Bhutan in recent times has seen a rise in the number of Indian tourists. Most make their arrangements and explore with a tour guide and some take to the roads in their own vehicle. But the idea of Backpacking/solo travel is still new in the country. It is mandatory to have a tour guide to travel within Bhutan except for travelers from India, Maldives & Bangladesh so be prepared to face questions at every turn as to why you do not have a guide and travelling solo.
To me the most interesting sights are concentrated on the western part of Bhutan and therefore planned all my 6 days in Western Bhutan. But if you have the luxury of time, try to include Gangtey, Bumthang from Central Bhutan.
Entry formalities for Backpacking Indian traveler: No VISA required. Voter ID/Passport is sufficient. At the Immigration desk you will receive a stamp for 7 days permitting travel within Paro, Thimphu & Phuentsholing. To explore anything additional or to extend days, permit has to be obtained from the Immigration office, Thimphu.
Stay: You can book one of the homestays listed in Bhutan tourism website – http://www.tourism.gov.bt/ (avg rate per night 500 to 600 INR) and enjoy everything authentic.
Tiger Nest Monastery, Paro
Getting around: Within the city, taxis run like shared autos. I was surprised to be charged the same rate as locals. Buses ply to different destinations once or twice a day. Don’t get bogged down when people say the only mode of transport is taxi between cities. We backpackers’ would’nt like that comfort, would we? So try the bus service. Download the routes pdf here – http://www.rsta.gov.bt/download/bus_schedule.pdf Reach the bus stop much in advance to book a seat.
Food: Ema datsi (cheese and chillies) and other forms of datsi.

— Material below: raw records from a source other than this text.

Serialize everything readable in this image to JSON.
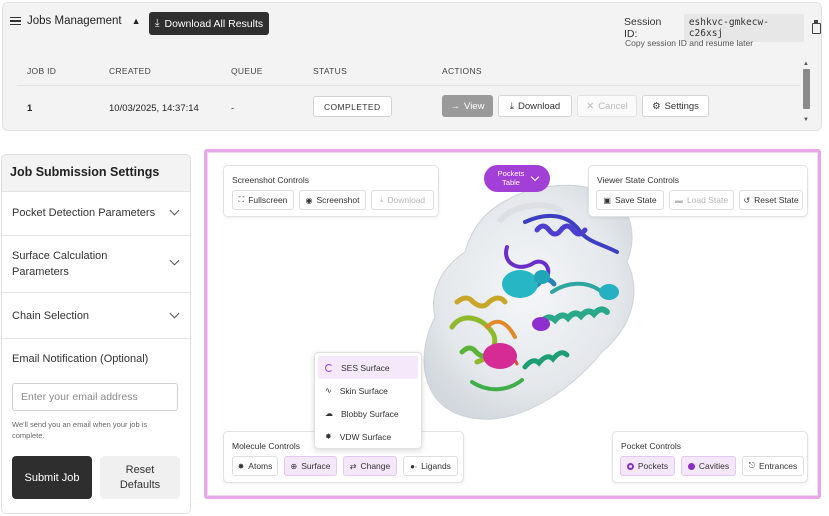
{
  "jobs": {
    "toggle_label": "Jobs Management",
    "download_all_label": "Download All Results",
    "session_label": "Session ID:",
    "session_id": "eshkvc-gmkecw-c26xsj",
    "session_hint": "Copy session ID and resume later",
    "columns": [
      "JOB ID",
      "CREATED",
      "QUEUE",
      "STATUS",
      "ACTIONS"
    ],
    "rows": [
      {
        "id": "1",
        "created": "10/03/2025, 14:37:14",
        "queue": "-",
        "status": "COMPLETED"
      }
    ],
    "actions": {
      "view": "View",
      "download": "Download",
      "cancel": "Cancel",
      "settings": "Settings"
    }
  },
  "settings": {
    "title": "Job Submission Settings",
    "sections": [
      "Pocket Detection Parameters",
      "Surface Calculation Parameters",
      "Chain Selection"
    ],
    "email_title": "Email Notification (Optional)",
    "email_placeholder": "Enter your email address",
    "email_note": "We'll send you an email when your job is complete.",
    "submit_label": "Submit Job",
    "reset_label": "Reset Defaults"
  },
  "viewer": {
    "screenshot_controls": {
      "title": "Screenshot Controls",
      "fullscreen": "Fullscreen",
      "screenshot": "Screenshot",
      "download": "Download"
    },
    "pockets_table_label": "Pockets Table",
    "state_controls": {
      "title": "Viewer State Controls",
      "save": "Save State",
      "load": "Load State",
      "reset": "Reset State"
    },
    "surface_menu": [
      "SES Surface",
      "Skin Surface",
      "Blobby Surface",
      "VDW Surface"
    ],
    "molecule_controls": {
      "title": "Molecule Controls",
      "atoms": "Atoms",
      "surface": "Surface",
      "change": "Change",
      "ligands": "Ligands"
    },
    "pocket_controls": {
      "title": "Pocket Controls",
      "pockets": "Pockets",
      "cavities": "Cavities",
      "entrances": "Entrances"
    }
  },
  "colors": {
    "accent": "#a23fd6",
    "viewer_border": "#e6a8e6",
    "primary_button": "#2e2e2e"
  }
}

Suja (Butter tea, made from yak milk). These are delicacies. T.T Restaurant and Rice bowl in Thimphu are my favorites.
Currency & Shopping: Indian rupees can be used except 500 and 1000 rupee notes, you can buy handicrafts, post cards and wall hangings. Thangkha paintings are expensive since the artists use gold to paint.

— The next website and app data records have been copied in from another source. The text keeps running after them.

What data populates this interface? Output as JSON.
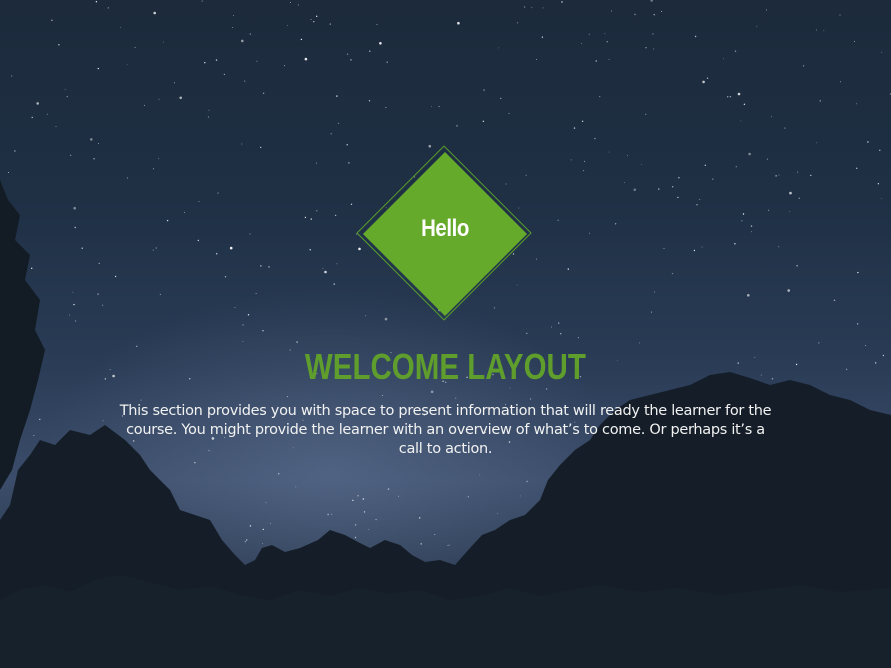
{
  "badge": {
    "label": "Hello",
    "color": "#66aa2b"
  },
  "welcome": {
    "title": "WELCOME LAYOUT",
    "body": "This section provides you with space to present information that will ready the learner for the course. You might provide the learner with an overview of what’s to come. Or perhaps it’s a call to action."
  },
  "background": {
    "description_icon": "night-sky-background"
  }
}
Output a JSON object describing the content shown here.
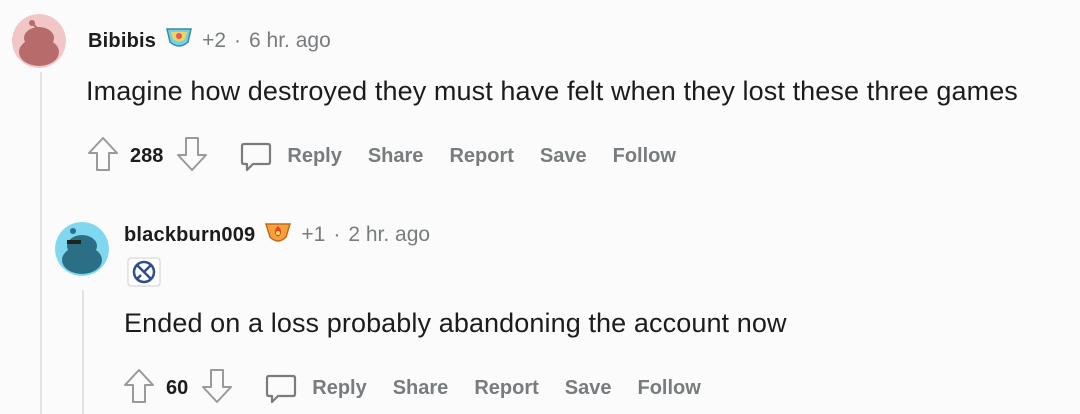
{
  "comments": [
    {
      "username": "Bibibis",
      "award_icon": "award-gift-icon",
      "award_count": "+2",
      "separator": "·",
      "timestamp": "6 hr. ago",
      "body": "Imagine how destroyed they must have felt when they lost these three games",
      "votes": "288",
      "actions": {
        "reply": "Reply",
        "share": "Share",
        "report": "Report",
        "save": "Save",
        "follow": "Follow"
      },
      "avatar_color": "#e8a6a6"
    },
    {
      "username": "blackburn009",
      "award_icon": "award-fire-icon",
      "award_count": "+1",
      "separator": "·",
      "timestamp": "2 hr. ago",
      "flair_icon": "team-flair-icon",
      "body": "Ended on a loss probably abandoning the account now",
      "votes": "60",
      "actions": {
        "reply": "Reply",
        "share": "Share",
        "report": "Report",
        "save": "Save",
        "follow": "Follow"
      },
      "avatar_color": "#5ac8e6"
    }
  ],
  "colors": {
    "muted": "#787c7e",
    "text": "#1c1c1c",
    "thread_line": "#e3e3e3"
  }
}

Six-day itinerary that worked well for me:
19 Aug, 2013 – Day 1: Paro airport, (800 INR standard rate if you are the only person in the cab) to Thimphu (54 kms). After climbing up and down 4 hotels finalized on Hotel Welcome, Norzin Lam (700 INR per night – clean room & loo, shabby restaurant though). Lunch at Hotel New Grand on the same road and set out to get the permit for Punakha & Wangdue. This has to be obtained from the Immigration office at the end of Norzin Lam opposite to Textile Museum. In an hour of submitting the form received the permit and headed to the Textile museum. Recently opened, the museum exhibits clothes borrowed from the royal palace.
20 Aug, 2013 – Day 2: Sloppy breakfast at Julmohari restaurant – Archery tournament practice at Changlimitang stadium – Dochu la pass & Monastery – Chimi Lhakhang (Divine madman temple) – Punakha – Wangdue – Buddha view point – Thimphu.
Monks practicing for the upcoming Tsechu in September
21 Aug, 2013 – Day 3: Zorig Chusum school – Zilukha nunnery – National library – Traditional handicrafts bazaar in Norzin Lam – Trashi Chhe Dzong – Shopping.
22 Aug, 2013 – Day 4: To Paro, stay at Hotel Jimlitang (1000 INR per night) – Paro dzong – National museum (KEEP THE TAXI WAITING OR SPEND THE NIGHT ON THE ROAD, telling you this from experience)
23 Aug, 2013 – Day 5: Tiger nest monastery. Again make arrangements for pick up in the evening or walk a couple of hours to get to the town after a full day serious tiresome uphill trek)
24 Aug, 2013 – Day 6: Check-out – Paro airport (500 INR for a 20 mins drive, no less – standard rate apparently)
What I missed: @Thimphu, the Takin reserve, @ Paro, Pema Gift shop (here you can wear traditional dress of Bhutanese men and women – Gho and Kira and have your photo taken at a cheap rate. It would make a great souvenir).